This letter is my favorite, because, while I might be persuaded that my kindly, country grandma had once been someone's note-writing inamorata, it's almost impossible for me to imagine her ever having any inkling of the concepts of molecular biology. This document would likely not have survived, had it not been on the reverse of one of her love letters. But because it has, I have a more complete picture of my grandmother--as a girl in love, a scholar, a labeler of ribosomes and mitochondria.
Oddly enough, I think of this whenever I make an old favorite ready for another run around the block. A little saddle soap to remove the ink from a leather purse, a trip to the shoe repair shop to resole my shoes, and both are--if not quite good as new--perhaps good enough to see me through another semester. A pretty floral applique covers a moth hole. Obviously, none of these compare with the level of frugality my grandmother knew, but will any survive me and give future generations a picture of the woman who once owned them?
But you never know. Someday my great-granddaughter may find the bracelet I've restrung with a strand of dental floss. She'll hold it up for her own children to see, and she'll say, "Great-grandma had lovely taste in costume jewelry. You can see how she restrung this herself, back in the recession of 09. Of course, this would have been back when she still had all her own teeth."

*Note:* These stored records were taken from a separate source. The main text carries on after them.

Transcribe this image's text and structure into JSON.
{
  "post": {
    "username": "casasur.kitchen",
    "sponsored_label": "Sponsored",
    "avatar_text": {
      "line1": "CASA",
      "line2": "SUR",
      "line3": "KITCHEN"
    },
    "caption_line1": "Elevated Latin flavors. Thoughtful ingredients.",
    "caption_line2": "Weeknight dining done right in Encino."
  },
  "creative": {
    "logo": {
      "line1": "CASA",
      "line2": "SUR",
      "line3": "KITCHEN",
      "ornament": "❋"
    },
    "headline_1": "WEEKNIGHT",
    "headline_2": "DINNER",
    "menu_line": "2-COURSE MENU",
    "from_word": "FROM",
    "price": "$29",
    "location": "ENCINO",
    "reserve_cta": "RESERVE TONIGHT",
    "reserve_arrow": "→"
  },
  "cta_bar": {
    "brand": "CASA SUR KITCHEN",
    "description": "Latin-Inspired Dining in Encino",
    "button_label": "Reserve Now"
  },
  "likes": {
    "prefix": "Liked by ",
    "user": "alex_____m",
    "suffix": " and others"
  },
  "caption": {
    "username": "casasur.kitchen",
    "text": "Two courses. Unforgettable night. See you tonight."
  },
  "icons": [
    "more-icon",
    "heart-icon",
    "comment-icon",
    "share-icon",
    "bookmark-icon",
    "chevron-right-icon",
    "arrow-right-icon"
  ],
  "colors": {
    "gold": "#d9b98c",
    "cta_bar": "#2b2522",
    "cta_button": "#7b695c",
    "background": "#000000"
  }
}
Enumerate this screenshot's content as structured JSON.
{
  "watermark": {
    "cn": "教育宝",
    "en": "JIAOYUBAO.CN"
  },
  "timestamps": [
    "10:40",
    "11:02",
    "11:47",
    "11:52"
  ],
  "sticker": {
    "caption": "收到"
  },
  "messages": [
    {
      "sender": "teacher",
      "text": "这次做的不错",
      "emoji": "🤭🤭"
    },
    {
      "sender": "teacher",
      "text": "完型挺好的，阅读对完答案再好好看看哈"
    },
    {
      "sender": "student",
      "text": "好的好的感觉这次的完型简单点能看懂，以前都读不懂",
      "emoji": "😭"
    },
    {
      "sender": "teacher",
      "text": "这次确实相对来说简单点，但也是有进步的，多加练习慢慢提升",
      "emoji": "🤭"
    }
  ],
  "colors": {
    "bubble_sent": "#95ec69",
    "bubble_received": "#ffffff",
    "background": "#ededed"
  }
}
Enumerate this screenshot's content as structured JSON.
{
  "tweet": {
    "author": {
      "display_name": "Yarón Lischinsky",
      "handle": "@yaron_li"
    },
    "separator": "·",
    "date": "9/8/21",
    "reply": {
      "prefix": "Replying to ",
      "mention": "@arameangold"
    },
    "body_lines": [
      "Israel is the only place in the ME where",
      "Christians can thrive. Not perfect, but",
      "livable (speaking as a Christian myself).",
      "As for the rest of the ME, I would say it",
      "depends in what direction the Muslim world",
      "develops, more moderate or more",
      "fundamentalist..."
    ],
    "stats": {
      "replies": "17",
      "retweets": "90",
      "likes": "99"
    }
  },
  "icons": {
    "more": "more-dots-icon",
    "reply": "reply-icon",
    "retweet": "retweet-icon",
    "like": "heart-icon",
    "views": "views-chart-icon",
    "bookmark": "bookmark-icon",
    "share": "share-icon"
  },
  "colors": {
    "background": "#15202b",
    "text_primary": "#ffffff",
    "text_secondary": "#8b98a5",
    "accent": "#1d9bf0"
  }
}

image, Ibison4's Flickr photostream.
Posted by Deb, who blogs mostly regular at mundanejane.com.